WHAT THE EXERCISE ASKS
In the data below, how many lines include the word "adapter"? Give only the number.

Recorded data:
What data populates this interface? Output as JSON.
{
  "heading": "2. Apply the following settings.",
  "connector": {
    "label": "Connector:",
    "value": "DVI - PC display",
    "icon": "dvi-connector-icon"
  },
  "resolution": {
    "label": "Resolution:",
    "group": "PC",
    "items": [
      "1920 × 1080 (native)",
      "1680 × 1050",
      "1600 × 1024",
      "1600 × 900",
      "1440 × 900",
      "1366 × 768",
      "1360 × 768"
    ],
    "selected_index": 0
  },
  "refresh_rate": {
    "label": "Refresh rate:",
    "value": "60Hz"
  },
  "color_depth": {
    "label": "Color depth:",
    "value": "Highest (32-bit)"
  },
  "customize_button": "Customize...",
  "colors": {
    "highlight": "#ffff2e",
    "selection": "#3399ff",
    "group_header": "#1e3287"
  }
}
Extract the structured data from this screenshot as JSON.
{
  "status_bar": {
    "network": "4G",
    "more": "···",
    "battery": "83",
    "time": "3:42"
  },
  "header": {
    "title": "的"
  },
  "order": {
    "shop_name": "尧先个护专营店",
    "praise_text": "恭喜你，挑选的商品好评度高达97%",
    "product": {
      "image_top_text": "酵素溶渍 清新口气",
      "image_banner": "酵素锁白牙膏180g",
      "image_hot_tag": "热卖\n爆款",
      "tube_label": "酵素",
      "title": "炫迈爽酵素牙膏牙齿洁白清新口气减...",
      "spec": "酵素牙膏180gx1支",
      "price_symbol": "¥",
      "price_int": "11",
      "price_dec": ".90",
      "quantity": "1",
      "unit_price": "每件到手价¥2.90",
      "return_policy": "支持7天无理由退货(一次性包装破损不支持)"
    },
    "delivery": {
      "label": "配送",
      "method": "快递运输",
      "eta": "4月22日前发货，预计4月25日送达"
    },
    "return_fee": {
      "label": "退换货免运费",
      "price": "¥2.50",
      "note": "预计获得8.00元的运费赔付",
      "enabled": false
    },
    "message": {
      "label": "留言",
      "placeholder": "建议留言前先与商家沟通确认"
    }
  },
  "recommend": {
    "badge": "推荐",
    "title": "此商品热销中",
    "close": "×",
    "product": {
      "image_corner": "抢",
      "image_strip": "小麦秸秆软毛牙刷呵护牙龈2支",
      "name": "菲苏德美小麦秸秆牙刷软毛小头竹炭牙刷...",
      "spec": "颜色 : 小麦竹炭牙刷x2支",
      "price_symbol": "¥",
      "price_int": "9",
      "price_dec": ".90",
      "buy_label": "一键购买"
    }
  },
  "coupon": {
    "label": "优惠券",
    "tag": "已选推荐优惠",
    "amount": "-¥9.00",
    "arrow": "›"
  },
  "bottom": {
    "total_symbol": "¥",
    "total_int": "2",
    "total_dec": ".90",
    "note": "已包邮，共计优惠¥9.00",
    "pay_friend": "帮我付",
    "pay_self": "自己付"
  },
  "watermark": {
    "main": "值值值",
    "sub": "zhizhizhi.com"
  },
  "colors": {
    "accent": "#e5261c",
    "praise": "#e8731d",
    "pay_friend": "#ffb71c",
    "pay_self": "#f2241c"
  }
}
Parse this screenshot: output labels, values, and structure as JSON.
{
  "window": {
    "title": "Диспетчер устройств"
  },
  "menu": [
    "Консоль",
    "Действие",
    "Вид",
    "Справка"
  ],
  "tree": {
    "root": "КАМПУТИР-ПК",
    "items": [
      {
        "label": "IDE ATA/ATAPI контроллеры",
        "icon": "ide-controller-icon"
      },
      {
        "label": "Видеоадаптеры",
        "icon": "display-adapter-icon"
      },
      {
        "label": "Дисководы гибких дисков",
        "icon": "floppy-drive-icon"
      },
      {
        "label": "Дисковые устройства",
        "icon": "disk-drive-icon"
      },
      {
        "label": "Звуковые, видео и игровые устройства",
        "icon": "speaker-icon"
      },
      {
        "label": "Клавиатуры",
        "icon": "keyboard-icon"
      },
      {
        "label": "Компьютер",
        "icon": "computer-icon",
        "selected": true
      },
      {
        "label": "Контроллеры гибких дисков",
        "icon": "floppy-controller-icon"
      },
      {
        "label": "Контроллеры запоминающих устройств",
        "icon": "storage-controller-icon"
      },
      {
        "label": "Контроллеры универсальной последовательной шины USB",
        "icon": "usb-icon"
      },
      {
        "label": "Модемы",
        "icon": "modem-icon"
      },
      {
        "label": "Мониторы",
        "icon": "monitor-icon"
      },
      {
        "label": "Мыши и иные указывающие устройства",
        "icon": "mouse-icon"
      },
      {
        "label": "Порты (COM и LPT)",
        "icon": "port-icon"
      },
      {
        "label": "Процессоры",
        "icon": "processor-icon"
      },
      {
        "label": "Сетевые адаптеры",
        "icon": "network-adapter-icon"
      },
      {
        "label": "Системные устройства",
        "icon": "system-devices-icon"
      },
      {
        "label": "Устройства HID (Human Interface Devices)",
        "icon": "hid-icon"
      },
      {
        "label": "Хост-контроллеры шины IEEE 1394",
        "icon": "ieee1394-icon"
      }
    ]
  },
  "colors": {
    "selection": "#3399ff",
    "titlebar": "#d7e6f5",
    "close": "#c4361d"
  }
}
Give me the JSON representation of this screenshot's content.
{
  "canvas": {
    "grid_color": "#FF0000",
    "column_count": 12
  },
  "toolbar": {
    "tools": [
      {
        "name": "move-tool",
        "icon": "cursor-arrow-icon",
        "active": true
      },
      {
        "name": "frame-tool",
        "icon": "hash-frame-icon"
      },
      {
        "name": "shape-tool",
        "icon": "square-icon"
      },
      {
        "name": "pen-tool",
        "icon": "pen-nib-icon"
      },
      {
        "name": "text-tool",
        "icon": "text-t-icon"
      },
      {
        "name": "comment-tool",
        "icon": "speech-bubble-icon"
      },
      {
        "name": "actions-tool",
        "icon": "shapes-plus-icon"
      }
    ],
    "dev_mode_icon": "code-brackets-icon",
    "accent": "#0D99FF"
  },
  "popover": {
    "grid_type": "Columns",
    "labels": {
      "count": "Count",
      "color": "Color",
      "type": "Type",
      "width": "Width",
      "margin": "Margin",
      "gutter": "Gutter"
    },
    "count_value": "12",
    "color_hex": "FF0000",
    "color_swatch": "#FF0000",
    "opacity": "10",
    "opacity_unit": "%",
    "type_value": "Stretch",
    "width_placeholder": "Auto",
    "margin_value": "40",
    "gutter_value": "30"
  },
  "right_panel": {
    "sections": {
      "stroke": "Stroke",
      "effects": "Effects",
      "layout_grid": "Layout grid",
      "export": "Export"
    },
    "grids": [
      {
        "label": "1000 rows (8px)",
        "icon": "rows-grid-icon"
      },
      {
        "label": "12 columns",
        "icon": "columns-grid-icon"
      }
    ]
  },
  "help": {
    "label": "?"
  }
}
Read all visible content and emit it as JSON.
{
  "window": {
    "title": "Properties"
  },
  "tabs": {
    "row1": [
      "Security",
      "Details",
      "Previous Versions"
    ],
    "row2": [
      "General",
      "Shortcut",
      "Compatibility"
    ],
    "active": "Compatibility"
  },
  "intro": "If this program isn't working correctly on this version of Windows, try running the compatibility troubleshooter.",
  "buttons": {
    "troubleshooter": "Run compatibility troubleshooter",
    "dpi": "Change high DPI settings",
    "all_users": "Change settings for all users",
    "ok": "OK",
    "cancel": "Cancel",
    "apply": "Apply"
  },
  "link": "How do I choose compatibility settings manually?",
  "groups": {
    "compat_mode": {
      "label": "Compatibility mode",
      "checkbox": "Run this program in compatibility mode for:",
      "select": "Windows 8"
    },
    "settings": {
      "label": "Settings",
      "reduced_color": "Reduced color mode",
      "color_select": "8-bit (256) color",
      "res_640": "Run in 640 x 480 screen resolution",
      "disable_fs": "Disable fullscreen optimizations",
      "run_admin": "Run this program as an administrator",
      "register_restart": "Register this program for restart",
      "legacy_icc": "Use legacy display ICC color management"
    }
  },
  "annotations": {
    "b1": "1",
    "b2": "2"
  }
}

WRITTEN SOLUTION
2